Acoustic Blues Guitar Teacher 4173 Tingalpa Dc Queensland.
African influences are evident in the blues tonality, the call-and-response pattern of the imitation of vocal idioms by instruments, the falsetto break in the vocal style, and the repeated refrain structure of the blues stanza, especially the guitar and harmonica.
The origins of the blues are badly recorded. Blues developed in the southern United States after the American Civil War (1861–65). Blues derived from and was mainly played by Southern black men, most of whom came from the milieu of agricultural workers.
The earliest references to blues date s back to the 1890s and early 1900. In 1912 black bandleader W.C. Handy’s composition “Memphis Blues” was published. It became very popular, and then many other Tin Pan Alley tunes entitled blues began to appear.
Jefferson, Blind Lemon [Credit: Archive Photos]The rural blues grown in the Carolinas, Georgia and three main regions, Texas, and Mississippi. The blues of the Carolinas and Georgia is noted for its clarity of enunciation and regularity of beat. Influenced by ragtime and white folk music, it is more melodic than the Texas and Mississippi styles.
The Texas blues is characterized by high, clear singing followed by supple guitar lines that consist generally of single -string picked arpeggios rather than strummed chords. Blind Lemon Jefferson was by far the most powerful Texas bluesman. Mississippi Delta blues has been the most powerful and is the most extreme of the three styles. Vocally, it’s the most language-like, and the guitar accompaniment is percussive and rhythmic; a bottleneck or a slide is often used. The Mississippi style is signified by Charley Patton, Eddie (“Son”) House, and Robert Johnson, among others.
Acoustic Blues Guitar Teacher Queensland 4173 Tingalpa Dc.
Rainey, Ma [Credit: Archive Pictures]The first blues records were made in the 1920s by black women like Bessie Smith, Ma Rainey, Ida Cox, and Mamie Smith. These performers were mainly stage vocalists backed by jazz bands; their style is called classic blues.
As millions of blacks left the South for the cities of the North the World Wars and the Great Depression caused the geographical dispersal of the blues. The blues became adjusted to the more advanced urban environment. Lyrics took up urban themes, as the solo bluesman was joined by a pianist or harmonica player and then by a rhythm section consisting of drums and bass and the blues ensemble developed. The electric guitar and the harmonica that was amplified created a driving sound of emotional and rhythmic intensity that was great.
Hooker, John Lee [Credit:
It was Chicago, nevertheless, that played the greatest role in the development of urban blues. After World War II they were supplanted by a new generation of bluesmen that contained Muddy Waters, Chester Arthur Burnett (Howlin’ Wolf), Elmore James, Little Walter Jacobs, Buddy Guy, and Koko Taylor.
Many other musical styles have been influenced by the blues. Blues and jazz are closely related; such seminal jazzmen as Louis Armstrong and Jelly Roll Morton employed blues elements within their music.

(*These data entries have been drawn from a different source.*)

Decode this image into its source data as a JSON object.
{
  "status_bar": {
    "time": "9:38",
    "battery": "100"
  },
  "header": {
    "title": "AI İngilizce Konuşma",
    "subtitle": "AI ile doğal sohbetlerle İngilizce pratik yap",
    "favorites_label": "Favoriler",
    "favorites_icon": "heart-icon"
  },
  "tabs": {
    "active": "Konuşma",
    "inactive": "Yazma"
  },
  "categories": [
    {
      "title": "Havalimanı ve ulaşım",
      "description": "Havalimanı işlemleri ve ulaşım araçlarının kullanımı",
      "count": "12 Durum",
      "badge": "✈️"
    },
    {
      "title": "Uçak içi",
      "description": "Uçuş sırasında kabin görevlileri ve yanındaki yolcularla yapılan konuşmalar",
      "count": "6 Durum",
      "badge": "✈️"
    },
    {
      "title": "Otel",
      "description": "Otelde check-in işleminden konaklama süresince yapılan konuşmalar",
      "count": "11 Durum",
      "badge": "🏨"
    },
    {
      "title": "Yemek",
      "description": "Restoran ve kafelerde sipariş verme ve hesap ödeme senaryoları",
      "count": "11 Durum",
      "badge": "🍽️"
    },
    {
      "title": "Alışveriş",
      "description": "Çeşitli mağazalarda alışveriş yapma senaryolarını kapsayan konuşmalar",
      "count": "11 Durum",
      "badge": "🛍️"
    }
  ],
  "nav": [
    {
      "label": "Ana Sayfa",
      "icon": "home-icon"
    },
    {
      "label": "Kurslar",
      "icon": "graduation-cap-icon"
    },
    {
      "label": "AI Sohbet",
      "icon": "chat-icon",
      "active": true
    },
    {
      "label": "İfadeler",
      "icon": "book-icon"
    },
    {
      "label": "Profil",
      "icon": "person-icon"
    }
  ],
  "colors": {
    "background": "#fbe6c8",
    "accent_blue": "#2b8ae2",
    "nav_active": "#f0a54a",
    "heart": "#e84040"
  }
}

Rhythm and soul music and blues additionally reveal clear blues tonalities and shapes. The blues have had their biggest influence on rock music.
Early rock singers for example Elvis Presley frequently used blues content. British rock musicians in the 1960s, especially the Rolling Stones, Eric Clapton, and John Mayall, were powerfully affected by the blues, as were such American rock musicians as Mike Bloomfield, Paul Butterfield, and the Allman Brothers Band.
Acoustic Blues Guitar Teacher 4173 Tingalpa Dc Queensland